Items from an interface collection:

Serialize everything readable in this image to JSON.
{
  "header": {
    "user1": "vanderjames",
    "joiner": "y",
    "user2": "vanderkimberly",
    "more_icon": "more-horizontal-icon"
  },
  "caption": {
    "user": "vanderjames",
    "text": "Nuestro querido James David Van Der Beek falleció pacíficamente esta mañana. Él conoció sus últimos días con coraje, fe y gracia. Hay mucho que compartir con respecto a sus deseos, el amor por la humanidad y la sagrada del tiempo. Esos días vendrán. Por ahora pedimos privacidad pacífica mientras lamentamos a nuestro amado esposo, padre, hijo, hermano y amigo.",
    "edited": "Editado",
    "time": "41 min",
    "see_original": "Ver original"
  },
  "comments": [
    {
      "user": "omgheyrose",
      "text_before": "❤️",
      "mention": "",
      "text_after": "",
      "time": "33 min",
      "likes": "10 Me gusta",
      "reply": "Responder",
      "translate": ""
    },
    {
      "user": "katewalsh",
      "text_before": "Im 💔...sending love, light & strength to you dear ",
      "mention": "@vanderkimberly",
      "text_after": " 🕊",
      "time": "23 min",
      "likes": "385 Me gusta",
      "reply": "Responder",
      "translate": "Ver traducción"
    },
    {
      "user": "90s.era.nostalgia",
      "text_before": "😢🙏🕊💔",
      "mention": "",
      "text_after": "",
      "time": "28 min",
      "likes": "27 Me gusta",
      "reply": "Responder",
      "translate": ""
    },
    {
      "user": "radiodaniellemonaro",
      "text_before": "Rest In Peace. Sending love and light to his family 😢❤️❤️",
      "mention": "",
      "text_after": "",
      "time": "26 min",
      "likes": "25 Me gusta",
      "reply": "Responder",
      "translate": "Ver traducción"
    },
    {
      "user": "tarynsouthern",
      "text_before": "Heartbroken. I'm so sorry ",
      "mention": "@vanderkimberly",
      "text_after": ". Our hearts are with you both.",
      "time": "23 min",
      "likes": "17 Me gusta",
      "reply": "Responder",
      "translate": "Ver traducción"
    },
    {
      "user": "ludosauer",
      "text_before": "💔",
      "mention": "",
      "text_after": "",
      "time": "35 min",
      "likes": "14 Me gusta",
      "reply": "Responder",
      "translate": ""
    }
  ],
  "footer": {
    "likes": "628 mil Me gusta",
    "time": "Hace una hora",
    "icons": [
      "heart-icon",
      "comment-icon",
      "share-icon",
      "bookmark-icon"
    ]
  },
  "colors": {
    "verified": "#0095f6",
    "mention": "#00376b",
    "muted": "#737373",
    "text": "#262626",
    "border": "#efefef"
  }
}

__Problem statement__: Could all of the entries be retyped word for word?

__Your response__:
Serialize everything readable in this image to JSON.
{
  "header": {
    "user1": "vanderjames",
    "joiner": "y",
    "user2": "vanderkimberly",
    "more_icon": "more-horizontal-icon"
  },
  "caption": {
    "user": "vanderjames",
    "text": "Nuestro querido James David Van Der Beek falleció pacíficamente esta mañana. Él conoció sus últimos días con coraje, fe y gracia. Hay mucho que compartir con respecto a sus deseos, el amor por la humanidad y la sagrada del tiempo. Esos días vendrán. Por ahora pedimos privacidad pacífica mientras lamentamos a nuestro amado esposo, padre, hijo, hermano y amigo.",
    "edited": "Editado",
    "time": "41 min",
    "see_original": "Ver original"
  },
  "comments": [
    {
      "user": "omgheyrose",
      "text_before": "❤️",
      "mention": "",
      "text_after": "",
      "time": "33 min",
      "likes": "10 Me gusta",
      "reply": "Responder",
      "translate": ""
    },
    {
      "user": "katewalsh",
      "text_before": "Im 💔...sending love, light & strength to you dear ",
      "mention": "@vanderkimberly",
      "text_after": " 🕊",
      "time": "23 min",
      "likes": "385 Me gusta",
      "reply": "Responder",
      "translate": "Ver traducción"
    },
    {
      "user": "90s.era.nostalgia",
      "text_before": "😢🙏🕊💔",
      "mention": "",
      "text_after": "",
      "time": "28 min",
      "likes": "27 Me gusta",
      "reply": "Responder",
      "translate": ""
    },
    {
      "user": "radiodaniellemonaro",
      "text_before": "Rest In Peace. Sending love and light to his family 😢❤️❤️",
      "mention": "",
      "text_after": "",
      "time": "26 min",
      "likes": "25 Me gusta",
      "reply": "Responder",
      "translate": "Ver traducción"
    },
    {
      "user": "tarynsouthern",
      "text_before": "Heartbroken. I'm so sorry ",
      "mention": "@vanderkimberly",
      "text_after": ". Our hearts are with you both.",
      "time": "23 min",
      "likes": "17 Me gusta",
      "reply": "Responder",
      "translate": "Ver traducción"
    },
    {
      "user": "ludosauer",
      "text_before": "💔",
      "mention": "",
      "text_after": "",
      "time": "35 min",
      "likes": "14 Me gusta",
      "reply": "Responder",
      "translate": ""
    }
  ],
  "footer": {
    "likes": "628 mil Me gusta",
    "time": "Hace una hora",
    "icons": [
      "heart-icon",
      "comment-icon",
      "share-icon",
      "bookmark-icon"
    ]
  },
  "colors": {
    "verified": "#0095f6",
    "mention": "#00376b",
    "muted": "#737373",
    "text": "#262626",
    "border": "#efefef"
  }
}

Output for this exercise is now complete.